When I tell someone for the first time I have diabetes, I try to be understanding. There's the initial shock, the processing as the person tries to recall everything they know about diabetes, and the momentary panic when they realize all of their information comes from nightly news stories about obesity and Wilford Brimley commercials. I'd like to inform everybody that that's OKAY. The fact that you don't know anything means you're life has not been afflicted in any way, and that's a good thing.
I don't mind when you ask stupid questions. I don't care if you mix up type 1 and type 2. And I won't get mad if you confuse my insulin pump with a beeper.
I don't care because I find myself in the same situation all the time. A friend may mention that a sibling has autism, or that their parent suffers from epilepsy, or that they had cancer when they were younger. I mean, really, if you can't relate, what can you possibly say?
What I find interesting is that I get two very different reactions.
I get the understandable, "Oh, that sucks." Naturally. This is a DISEASE we're talking about.
But interestingly, people will also say "Oh, that's cool." And not in a dismissive "I have nothing else to say," kind of way, but in an "I actually find this interesting and it's cool that your pancreas doesn't work" sort of way.
You'd think this is offensive, but it's not! It's weird people say this, and kind of funny in an awkward sort of way, but honestly it IS a little cool. And I find I want to say the same thing to others when in this position. Don't get me wrong, it also sucks, but I totally get the sentiment behind what they're saying. Especially at an engineering school, where I get this a lot.
Every day, I get to play around with thousands of dollars worth of technology. I keep up with the research and the advancements going on in the field. I'm experimenting on myself to perfect my treatment. I've basically been a scientist since I was 11-years-old. And yes, that's cool.

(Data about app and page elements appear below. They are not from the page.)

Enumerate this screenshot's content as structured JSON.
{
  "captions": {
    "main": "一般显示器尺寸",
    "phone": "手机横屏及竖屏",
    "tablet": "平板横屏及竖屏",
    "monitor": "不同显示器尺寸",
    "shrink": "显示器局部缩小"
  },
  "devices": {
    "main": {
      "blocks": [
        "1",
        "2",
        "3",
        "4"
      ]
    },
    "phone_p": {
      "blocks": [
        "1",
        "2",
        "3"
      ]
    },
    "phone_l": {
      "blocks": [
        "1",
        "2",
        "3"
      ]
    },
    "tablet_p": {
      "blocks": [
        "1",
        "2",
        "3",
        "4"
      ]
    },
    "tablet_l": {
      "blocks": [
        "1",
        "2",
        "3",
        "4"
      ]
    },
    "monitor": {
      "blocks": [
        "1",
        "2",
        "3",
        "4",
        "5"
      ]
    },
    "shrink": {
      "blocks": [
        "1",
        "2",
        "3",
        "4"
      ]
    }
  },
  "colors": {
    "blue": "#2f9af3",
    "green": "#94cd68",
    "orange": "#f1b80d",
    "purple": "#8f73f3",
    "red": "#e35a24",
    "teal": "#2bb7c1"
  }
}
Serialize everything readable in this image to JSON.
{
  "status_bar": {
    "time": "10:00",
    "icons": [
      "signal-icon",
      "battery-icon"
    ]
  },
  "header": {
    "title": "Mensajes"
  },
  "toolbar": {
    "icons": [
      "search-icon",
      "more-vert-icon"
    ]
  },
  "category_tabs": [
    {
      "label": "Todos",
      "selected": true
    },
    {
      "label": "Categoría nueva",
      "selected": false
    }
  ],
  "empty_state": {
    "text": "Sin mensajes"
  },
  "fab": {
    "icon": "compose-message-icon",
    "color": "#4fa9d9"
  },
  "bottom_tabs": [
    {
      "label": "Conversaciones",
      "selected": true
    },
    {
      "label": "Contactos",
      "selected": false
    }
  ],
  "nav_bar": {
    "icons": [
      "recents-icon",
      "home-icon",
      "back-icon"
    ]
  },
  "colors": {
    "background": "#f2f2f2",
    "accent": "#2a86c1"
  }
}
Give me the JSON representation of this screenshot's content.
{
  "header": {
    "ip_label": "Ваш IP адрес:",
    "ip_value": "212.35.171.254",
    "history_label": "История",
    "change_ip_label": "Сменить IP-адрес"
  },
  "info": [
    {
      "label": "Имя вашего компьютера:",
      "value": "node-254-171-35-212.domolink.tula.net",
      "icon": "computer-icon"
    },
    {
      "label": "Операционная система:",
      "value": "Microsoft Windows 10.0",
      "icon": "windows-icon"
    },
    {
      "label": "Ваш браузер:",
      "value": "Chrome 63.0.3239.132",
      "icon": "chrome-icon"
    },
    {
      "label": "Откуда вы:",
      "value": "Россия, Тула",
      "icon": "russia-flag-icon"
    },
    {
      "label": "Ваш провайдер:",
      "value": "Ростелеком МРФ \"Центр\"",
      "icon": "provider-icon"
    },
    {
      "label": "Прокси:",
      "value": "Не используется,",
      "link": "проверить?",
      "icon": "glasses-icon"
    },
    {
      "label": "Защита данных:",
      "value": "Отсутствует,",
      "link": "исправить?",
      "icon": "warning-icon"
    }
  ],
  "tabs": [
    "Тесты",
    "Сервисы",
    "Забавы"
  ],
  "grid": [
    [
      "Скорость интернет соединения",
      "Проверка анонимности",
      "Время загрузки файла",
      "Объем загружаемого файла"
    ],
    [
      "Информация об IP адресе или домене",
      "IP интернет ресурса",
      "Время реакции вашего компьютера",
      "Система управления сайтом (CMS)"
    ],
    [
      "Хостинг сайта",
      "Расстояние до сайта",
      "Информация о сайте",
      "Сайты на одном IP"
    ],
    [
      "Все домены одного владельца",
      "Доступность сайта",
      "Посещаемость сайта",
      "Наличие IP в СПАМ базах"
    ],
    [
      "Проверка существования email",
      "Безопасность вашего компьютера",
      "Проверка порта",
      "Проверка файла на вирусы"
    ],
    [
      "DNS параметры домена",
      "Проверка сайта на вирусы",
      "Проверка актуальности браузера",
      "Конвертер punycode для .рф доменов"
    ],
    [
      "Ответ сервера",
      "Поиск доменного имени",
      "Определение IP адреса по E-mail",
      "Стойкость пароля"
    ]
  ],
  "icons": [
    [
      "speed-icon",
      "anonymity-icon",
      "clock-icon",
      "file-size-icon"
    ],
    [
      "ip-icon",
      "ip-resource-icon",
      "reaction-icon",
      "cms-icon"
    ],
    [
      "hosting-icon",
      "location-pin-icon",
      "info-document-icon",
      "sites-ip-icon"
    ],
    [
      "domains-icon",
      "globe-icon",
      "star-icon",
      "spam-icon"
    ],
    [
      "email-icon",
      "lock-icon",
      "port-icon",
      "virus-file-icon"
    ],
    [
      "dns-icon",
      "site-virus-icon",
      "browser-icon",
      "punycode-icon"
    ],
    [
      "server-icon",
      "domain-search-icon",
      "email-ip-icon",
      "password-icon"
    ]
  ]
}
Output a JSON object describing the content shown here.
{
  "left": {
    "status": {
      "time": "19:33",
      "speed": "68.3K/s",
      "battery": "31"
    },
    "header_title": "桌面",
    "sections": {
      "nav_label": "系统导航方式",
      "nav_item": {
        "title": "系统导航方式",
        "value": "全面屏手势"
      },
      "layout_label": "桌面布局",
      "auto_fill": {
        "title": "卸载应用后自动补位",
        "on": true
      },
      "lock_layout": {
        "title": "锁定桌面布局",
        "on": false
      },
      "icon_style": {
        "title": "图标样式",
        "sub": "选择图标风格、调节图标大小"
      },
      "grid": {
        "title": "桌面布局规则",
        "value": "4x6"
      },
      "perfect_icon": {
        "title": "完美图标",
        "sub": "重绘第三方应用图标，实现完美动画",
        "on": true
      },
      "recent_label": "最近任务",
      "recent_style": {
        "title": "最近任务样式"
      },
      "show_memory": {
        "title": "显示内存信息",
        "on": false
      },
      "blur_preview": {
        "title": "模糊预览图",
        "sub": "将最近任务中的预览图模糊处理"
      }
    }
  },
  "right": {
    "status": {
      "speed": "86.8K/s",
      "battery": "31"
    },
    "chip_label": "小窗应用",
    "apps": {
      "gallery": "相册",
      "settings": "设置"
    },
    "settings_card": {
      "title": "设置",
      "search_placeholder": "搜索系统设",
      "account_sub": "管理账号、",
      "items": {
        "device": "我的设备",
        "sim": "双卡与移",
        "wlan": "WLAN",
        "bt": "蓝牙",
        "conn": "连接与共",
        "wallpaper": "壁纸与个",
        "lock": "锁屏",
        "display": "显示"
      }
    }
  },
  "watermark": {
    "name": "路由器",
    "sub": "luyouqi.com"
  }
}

Do I suggest you tell diabetics it's cool they have diabetes? No. You will definitely get smacked. And maybe make somebody cry. Not every diabetic has a similar outlook as I do. But I get where you're coming from. Even though they suck, diseases are interesting. My diabetes makes me knowledgeable on a personal, in-depth level of a couple sciences. My diabetes gives me an interesting perspective on different areas of life, like stem cell research and health care. I assume that most diseases have a similar affect on other people, and I want to know how! I'm dying to understand what it's like to be you, and I'm dying to explain what it's like to be me. The world will surely benefit from our exchange of information.
And THAT is definitely cool.
I understand people's desire for privacy, and that it's really nobody else's business what their disease is like. But I would much rather have someone ask me questions and learn more than to either 1. pretend I didn't just drop this on you, because that's awkward or 2. pretend you DO know everything about diabetes.
Oh my god. Please don't get me started on the second one.
When you are ignorant, that's fine. Just be aware of it. Things to watch out for:
1. Seeing it on Oprah does NOT make you educated.
2. The news was almost certainly talking about type 2.
3. Your science class did not even sort of give you the big picture. Fantastic, you know what insulin is. You're still ignorant to the huge web of information that is diabetes.
4. Being a medical professional, or the relative of a medical professional, does not make you knowledgeable of diabetes. I assure you that myself and anyone I've ever met don't fit the textbook definition. Not even close.
There's really no good way to have that initial conversation, because everybody will respond differently. All I can tell you is, when you see me, always know you can feel free to ask me anything. Less ignorance is never a bad thing.